He mentions the deep bond between the celebration of the Eucharist and
the sacrifice of the Cross, "the saving power of the Redemption". He
notes: "For by Christ's will there is in this Sacrament a continual
renewing of the mystery of the Sacrifice of himself that Christ offered to
the Father on the altar of the Cross, a Sacrifice that the Father
accepted, giving, in return for this total self-giving by his Son, who
'became obedient unto death' (Phil 2:8), his own paternal gift, that is to
say the grant of new; immortal life in the Resurrection, since the Father
is the first source and the giver of life from the beginning. That new
life, which involves the bodily glorification of the crucified Christ,
became an efficacious sign of the new gift granted to humanity, the gift
that is the Holy Spirit, through whom the divine life that the Father has
in himself and gives to his Son is communicated to all men who are united
with Christ" (Redemptor Hominis, n. 20).
The Pope is concerned with making people understand that Christ wanted
men and women to have the sacraments so that they might be united to him
and benefit from the fruits of his Redemption, becoming God's adoptive
children and obtaining a "royal priesthood". The "Eucharist is the
sacrament in which our new being is most completely expressed" (Redemptor
Hominis, n. 20).
John Paul II also recalls the conciliar teaching that the Eucharist
builds the Church (cf. Lumen Gentium, n. 11) as "the authentic
community of the People of God, as the assembly of the faithful, bearing
the same mark of unity that was shared by the Apostles and the first
disciples of the Lord" (Redemptor Hominis, n. 20).
stresses that the root of the continual regeneration of communion and
unity that the Eucharist brings is the Sacrifice of Christ himself (cf.
Redemptor Hominis, n. 20). This topic recurs frequently in the
Magisterium of John Paul II, and each time we can perceive his profound
faith in this Christic action which is the heart of the Christian
Lastly, he wished to focus the entire Church's attention on this
sacrament in his 2003 Encyclical, Ecclesia de Eucharistia. In
chapter two he again shows the connection between the celebration of the
Eucharist and the Sacrifice of the Cross, and in so doing highlights the
source of the "unity of the faithful, who form one body in Christ" (n,
"It is not permissible for us", John Paul II writes, "in thought, life
or action, to take away from this truly most Holy Sacrament its full
magnitude and its essential meaning.
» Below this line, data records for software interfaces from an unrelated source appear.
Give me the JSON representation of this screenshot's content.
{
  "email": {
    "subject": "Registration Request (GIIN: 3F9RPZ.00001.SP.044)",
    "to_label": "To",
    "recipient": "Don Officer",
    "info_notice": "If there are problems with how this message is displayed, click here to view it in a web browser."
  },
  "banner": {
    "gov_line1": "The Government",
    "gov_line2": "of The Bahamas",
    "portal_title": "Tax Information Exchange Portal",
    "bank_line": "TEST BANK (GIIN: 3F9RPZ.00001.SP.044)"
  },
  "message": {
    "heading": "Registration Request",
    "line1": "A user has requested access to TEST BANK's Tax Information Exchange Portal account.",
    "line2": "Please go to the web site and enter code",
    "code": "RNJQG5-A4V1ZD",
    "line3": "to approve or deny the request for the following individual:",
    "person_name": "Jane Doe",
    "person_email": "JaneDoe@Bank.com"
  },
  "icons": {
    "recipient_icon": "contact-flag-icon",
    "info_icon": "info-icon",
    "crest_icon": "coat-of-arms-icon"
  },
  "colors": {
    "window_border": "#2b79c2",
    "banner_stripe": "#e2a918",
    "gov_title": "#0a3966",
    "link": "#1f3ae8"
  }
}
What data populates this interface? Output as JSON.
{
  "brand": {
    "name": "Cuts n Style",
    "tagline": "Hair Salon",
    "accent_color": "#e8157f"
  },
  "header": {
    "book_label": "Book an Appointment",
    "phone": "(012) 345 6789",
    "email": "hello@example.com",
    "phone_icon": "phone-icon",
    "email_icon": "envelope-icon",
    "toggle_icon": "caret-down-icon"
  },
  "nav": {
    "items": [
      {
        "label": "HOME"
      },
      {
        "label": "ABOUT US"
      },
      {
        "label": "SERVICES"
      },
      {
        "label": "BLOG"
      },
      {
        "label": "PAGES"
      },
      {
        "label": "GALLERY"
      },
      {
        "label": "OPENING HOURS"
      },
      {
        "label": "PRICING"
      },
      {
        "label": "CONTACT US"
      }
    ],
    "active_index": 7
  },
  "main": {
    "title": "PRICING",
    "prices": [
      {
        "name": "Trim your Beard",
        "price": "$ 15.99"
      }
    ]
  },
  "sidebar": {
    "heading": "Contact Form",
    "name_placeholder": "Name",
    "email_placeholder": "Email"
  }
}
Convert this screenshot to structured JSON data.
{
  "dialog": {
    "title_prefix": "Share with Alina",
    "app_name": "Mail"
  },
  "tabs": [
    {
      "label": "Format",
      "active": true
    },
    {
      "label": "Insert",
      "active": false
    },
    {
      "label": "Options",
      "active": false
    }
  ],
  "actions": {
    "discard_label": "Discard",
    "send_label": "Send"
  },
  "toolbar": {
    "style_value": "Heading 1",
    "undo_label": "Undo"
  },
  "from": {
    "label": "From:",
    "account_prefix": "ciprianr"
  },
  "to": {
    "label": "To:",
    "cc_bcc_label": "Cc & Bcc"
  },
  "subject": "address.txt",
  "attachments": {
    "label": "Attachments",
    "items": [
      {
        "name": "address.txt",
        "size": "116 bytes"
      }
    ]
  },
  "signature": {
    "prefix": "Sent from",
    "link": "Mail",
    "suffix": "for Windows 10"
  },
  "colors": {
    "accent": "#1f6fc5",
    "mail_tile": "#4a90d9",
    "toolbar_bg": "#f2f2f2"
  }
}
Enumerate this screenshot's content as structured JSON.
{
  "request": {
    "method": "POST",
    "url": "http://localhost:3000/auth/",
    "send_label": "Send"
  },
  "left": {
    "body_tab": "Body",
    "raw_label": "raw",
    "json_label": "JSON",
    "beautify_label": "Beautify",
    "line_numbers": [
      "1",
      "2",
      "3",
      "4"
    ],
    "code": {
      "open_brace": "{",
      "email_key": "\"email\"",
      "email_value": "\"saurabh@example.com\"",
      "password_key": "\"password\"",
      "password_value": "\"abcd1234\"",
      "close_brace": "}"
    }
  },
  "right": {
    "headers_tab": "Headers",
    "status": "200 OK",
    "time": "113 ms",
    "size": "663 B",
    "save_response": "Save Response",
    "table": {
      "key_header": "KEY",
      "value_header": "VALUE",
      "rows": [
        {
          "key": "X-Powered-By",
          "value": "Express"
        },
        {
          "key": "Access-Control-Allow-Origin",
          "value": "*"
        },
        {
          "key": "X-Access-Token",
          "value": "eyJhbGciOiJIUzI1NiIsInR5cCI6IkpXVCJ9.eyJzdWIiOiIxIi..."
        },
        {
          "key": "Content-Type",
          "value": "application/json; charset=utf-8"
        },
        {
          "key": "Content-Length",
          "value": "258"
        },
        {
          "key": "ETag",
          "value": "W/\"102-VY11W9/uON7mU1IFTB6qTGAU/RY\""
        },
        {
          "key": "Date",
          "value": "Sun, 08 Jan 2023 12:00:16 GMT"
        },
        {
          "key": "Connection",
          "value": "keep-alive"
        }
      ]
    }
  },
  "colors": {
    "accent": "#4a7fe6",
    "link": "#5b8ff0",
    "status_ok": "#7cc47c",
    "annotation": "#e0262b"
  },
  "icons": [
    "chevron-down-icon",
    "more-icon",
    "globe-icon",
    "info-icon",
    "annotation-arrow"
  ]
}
It is at one and the same time a
Sacrifice-Sacrament, a Communion-Sacrament, and a Presence-Sacrament" (Redemptor
Hominis, n. 20).
It would have been possible to study this first Encyclical of John Paul
II much more deeply, and much has already been written about it. These
simple "highlights" attempt to understand the priorities chosen by the
Pontiff himself and presented from different angles during the past 25
When he therefore turned his thoughts and heart to the Redeemer of man
at the beginning of his Petrine ministry, this Pope's goal was "to enter
and penetrate into the deepest rhythm of the Church's life.... She draws
it from Christ", who always wishes "that we should have life, and have it
abundantly" (cf. Jn 10:10).
"This fullness of life in him is at the same time for man. Therefore,
the Church, uniting herself with all the riches of the mystery of the
Redemption, becomes the Church of living people, living because given life
from within by the working of 'the Spirit of truth' (Jn 16:13)" (Redemptoris
Hominis, n. 22).
Having examined his Magisterium and his apostolic commitment, we can
say 25 years later that John Paul II has set himself to listen to the
mystery of God and of man, and that he has led the Church to be a sign of
hope for every People and for every person, hiding none of the efforts and
joys this mission entails.